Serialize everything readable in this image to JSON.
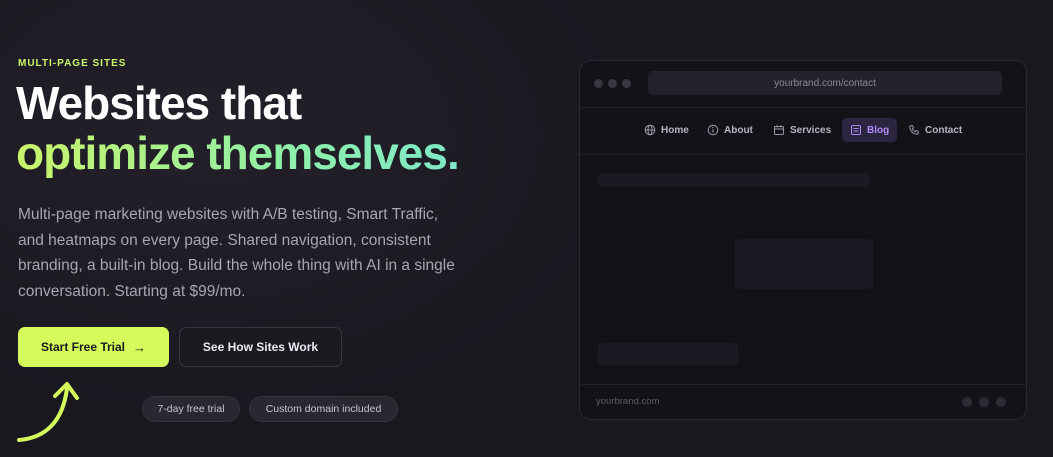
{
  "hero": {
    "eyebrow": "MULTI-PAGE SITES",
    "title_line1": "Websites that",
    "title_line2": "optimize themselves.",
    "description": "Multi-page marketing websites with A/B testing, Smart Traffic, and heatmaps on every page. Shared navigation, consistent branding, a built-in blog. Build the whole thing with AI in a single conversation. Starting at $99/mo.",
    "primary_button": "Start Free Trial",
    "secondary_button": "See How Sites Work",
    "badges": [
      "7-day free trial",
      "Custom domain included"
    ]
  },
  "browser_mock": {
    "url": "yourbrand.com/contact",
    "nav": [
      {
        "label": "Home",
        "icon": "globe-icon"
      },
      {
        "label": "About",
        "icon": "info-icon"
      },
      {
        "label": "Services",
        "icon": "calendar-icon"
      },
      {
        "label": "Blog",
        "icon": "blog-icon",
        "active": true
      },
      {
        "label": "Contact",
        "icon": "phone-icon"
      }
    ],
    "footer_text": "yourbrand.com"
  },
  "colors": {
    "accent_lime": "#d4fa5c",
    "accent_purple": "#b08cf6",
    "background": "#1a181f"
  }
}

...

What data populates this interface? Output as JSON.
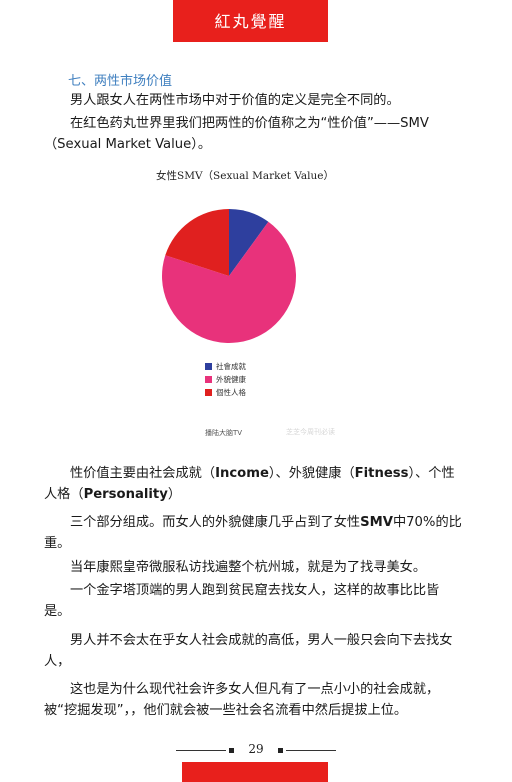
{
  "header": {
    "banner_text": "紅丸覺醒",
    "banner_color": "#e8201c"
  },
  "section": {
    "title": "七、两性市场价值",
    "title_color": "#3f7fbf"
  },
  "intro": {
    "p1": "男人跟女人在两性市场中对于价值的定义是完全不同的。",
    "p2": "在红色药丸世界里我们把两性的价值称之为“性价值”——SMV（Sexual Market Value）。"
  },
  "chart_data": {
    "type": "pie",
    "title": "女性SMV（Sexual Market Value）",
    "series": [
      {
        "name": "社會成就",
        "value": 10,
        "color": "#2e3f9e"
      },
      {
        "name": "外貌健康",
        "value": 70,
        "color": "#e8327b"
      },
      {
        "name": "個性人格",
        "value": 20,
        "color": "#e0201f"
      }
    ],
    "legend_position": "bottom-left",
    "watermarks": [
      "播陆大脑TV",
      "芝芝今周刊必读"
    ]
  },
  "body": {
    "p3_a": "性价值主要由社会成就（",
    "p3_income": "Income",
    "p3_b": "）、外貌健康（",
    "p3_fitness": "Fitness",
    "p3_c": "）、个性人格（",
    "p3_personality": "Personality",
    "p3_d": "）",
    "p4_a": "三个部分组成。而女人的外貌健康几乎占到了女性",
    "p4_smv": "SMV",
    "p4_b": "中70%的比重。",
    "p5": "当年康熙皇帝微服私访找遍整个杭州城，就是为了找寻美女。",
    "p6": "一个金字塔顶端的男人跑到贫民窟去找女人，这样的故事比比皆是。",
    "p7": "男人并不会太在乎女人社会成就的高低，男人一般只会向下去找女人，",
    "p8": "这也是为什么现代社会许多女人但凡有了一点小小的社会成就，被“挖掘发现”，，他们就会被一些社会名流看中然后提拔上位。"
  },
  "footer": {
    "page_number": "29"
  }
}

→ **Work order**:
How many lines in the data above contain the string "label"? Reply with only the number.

→ **Result of the exercise**:
5